→ What to work on
Each of the records below must be reproduced exactly.

Supplied information Start Marker

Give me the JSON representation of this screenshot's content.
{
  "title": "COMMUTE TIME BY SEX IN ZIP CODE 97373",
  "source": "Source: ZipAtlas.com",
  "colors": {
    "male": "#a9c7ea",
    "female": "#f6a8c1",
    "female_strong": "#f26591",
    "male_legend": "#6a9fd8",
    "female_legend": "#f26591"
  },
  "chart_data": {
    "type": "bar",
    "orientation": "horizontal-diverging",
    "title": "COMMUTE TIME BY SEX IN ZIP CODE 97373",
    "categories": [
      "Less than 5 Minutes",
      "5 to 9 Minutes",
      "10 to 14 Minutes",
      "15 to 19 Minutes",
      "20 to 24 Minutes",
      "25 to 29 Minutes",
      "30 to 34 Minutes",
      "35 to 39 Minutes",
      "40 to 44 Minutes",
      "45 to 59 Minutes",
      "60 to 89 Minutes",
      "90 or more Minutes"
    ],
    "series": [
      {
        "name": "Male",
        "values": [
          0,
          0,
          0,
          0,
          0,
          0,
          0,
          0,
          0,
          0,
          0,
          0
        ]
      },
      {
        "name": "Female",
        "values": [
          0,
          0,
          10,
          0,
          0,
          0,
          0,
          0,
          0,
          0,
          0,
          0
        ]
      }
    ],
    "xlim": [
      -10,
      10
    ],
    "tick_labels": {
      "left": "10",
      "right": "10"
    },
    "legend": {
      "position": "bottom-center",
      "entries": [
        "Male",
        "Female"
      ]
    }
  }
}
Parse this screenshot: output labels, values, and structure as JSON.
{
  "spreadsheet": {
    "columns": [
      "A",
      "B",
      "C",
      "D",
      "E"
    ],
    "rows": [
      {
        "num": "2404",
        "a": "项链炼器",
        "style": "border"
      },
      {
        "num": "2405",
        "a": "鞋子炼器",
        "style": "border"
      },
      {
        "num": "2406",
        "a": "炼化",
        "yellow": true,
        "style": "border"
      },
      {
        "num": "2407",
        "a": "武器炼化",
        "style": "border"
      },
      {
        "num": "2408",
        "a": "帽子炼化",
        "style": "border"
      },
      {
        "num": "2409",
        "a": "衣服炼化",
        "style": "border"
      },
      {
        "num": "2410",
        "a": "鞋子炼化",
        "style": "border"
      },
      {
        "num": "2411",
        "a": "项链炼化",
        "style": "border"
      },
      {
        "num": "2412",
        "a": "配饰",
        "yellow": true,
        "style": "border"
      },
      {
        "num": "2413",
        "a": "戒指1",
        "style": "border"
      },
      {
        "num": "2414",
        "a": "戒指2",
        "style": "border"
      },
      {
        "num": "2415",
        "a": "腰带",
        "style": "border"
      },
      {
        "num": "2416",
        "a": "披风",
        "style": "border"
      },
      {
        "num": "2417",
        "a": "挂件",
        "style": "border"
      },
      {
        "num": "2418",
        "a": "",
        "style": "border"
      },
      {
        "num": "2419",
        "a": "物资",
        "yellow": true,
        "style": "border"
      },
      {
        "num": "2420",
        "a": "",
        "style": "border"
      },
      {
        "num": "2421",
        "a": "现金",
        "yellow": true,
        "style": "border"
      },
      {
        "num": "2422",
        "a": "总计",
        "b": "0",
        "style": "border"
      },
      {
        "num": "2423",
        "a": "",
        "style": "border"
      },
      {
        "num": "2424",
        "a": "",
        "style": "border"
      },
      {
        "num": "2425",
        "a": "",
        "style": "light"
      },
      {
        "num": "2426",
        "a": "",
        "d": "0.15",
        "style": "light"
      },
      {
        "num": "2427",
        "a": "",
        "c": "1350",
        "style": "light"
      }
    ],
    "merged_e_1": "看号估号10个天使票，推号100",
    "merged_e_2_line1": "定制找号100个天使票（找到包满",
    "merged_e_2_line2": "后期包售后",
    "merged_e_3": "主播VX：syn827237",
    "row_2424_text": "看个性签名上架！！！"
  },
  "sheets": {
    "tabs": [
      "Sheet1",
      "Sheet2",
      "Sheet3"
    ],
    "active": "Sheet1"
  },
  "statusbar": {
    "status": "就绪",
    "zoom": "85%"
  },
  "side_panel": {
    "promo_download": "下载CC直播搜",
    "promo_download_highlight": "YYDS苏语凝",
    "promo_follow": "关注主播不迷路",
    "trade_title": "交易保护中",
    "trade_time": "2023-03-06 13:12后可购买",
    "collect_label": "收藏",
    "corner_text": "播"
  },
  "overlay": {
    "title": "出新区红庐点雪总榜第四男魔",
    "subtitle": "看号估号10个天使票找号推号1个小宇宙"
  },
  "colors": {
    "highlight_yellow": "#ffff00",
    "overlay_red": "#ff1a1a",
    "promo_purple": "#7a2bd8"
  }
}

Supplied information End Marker

→ Answer below
Give me the JSON representation of this screenshot's content.
{
  "title": "COMMUTE TIME BY SEX IN ZIP CODE 97373",
  "source": "Source: ZipAtlas.com",
  "colors": {
    "male": "#a9c7ea",
    "female": "#f6a8c1",
    "female_strong": "#f26591",
    "male_legend": "#6a9fd8",
    "female_legend": "#f26591"
  },
  "chart_data": {
    "type": "bar",
    "orientation": "horizontal-diverging",
    "title": "COMMUTE TIME BY SEX IN ZIP CODE 97373",
    "categories": [
      "Less than 5 Minutes",
      "5 to 9 Minutes",
      "10 to 14 Minutes",
      "15 to 19 Minutes",
      "20 to 24 Minutes",
      "25 to 29 Minutes",
      "30 to 34 Minutes",
      "35 to 39 Minutes",
      "40 to 44 Minutes",
      "45 to 59 Minutes",
      "60 to 89 Minutes",
      "90 or more Minutes"
    ],
    "series": [
      {
        "name": "Male",
        "values": [
          0,
          0,
          0,
          0,
          0,
          0,
          0,
          0,
          0,
          0,
          0,
          0
        ]
      },
      {
        "name": "Female",
        "values": [
          0,
          0,
          10,
          0,
          0,
          0,
          0,
          0,
          0,
          0,
          0,
          0
        ]
      }
    ],
    "xlim": [
      -10,
      10
    ],
    "tick_labels": {
      "left": "10",
      "right": "10"
    },
    "legend": {
      "position": "bottom-center",
      "entries": [
        "Male",
        "Female"
      ]
    }
  }
}
Parse this screenshot: output labels, values, and structure as JSON.
{
  "spreadsheet": {
    "columns": [
      "A",
      "B",
      "C",
      "D",
      "E"
    ],
    "rows": [
      {
        "num": "2404",
        "a": "项链炼器",
        "style": "border"
      },
      {
        "num": "2405",
        "a": "鞋子炼器",
        "style": "border"
      },
      {
        "num": "2406",
        "a": "炼化",
        "yellow": true,
        "style": "border"
      },
      {
        "num": "2407",
        "a": "武器炼化",
        "style": "border"
      },
      {
        "num": "2408",
        "a": "帽子炼化",
        "style": "border"
      },
      {
        "num": "2409",
        "a": "衣服炼化",
        "style": "border"
      },
      {
        "num": "2410",
        "a": "鞋子炼化",
        "style": "border"
      },
      {
        "num": "2411",
        "a": "项链炼化",
        "style": "border"
      },
      {
        "num": "2412",
        "a": "配饰",
        "yellow": true,
        "style": "border"
      },
      {
        "num": "2413",
        "a": "戒指1",
        "style": "border"
      },
      {
        "num": "2414",
        "a": "戒指2",
        "style": "border"
      },
      {
        "num": "2415",
        "a": "腰带",
        "style": "border"
      },
      {
        "num": "2416",
        "a": "披风",
        "style": "border"
      },
      {
        "num": "2417",
        "a": "挂件",
        "style": "border"
      },
      {
        "num": "2418",
        "a": "",
        "style": "border"
      },
      {
        "num": "2419",
        "a": "物资",
        "yellow": true,
        "style": "border"
      },
      {
        "num": "2420",
        "a": "",
        "style": "border"
      },
      {
        "num": "2421",
        "a": "现金",
        "yellow": true,
        "style": "border"
      },
      {
        "num": "2422",
        "a": "总计",
        "b": "0",
        "style": "border"
      },
      {
        "num": "2423",
        "a": "",
        "style": "border"
      },
      {
        "num": "2424",
        "a": "",
        "style": "border"
      },
      {
        "num": "2425",
        "a": "",
        "style": "light"
      },
      {
        "num": "2426",
        "a": "",
        "d": "0.15",
        "style": "light"
      },
      {
        "num": "2427",
        "a": "",
        "c": "1350",
        "style": "light"
      }
    ],
    "merged_e_1": "看号估号10个天使票，推号100",
    "merged_e_2_line1": "定制找号100个天使票（找到包满",
    "merged_e_2_line2": "后期包售后",
    "merged_e_3": "主播VX：syn827237",
    "row_2424_text": "看个性签名上架！！！"
  },
  "sheets": {
    "tabs": [
      "Sheet1",
      "Sheet2",
      "Sheet3"
    ],
    "active": "Sheet1"
  },
  "statusbar": {
    "status": "就绪",
    "zoom": "85%"
  },
  "side_panel": {
    "promo_download": "下载CC直播搜",
    "promo_download_highlight": "YYDS苏语凝",
    "promo_follow": "关注主播不迷路",
    "trade_title": "交易保护中",
    "trade_time": "2023-03-06 13:12后可购买",
    "collect_label": "收藏",
    "corner_text": "播"
  },
  "overlay": {
    "title": "出新区红庐点雪总榜第四男魔",
    "subtitle": "看号估号10个天使票找号推号1个小宇宙"
  },
  "colors": {
    "highlight_yellow": "#ffff00",
    "overlay_red": "#ff1a1a",
    "promo_purple": "#7a2bd8"
  }
}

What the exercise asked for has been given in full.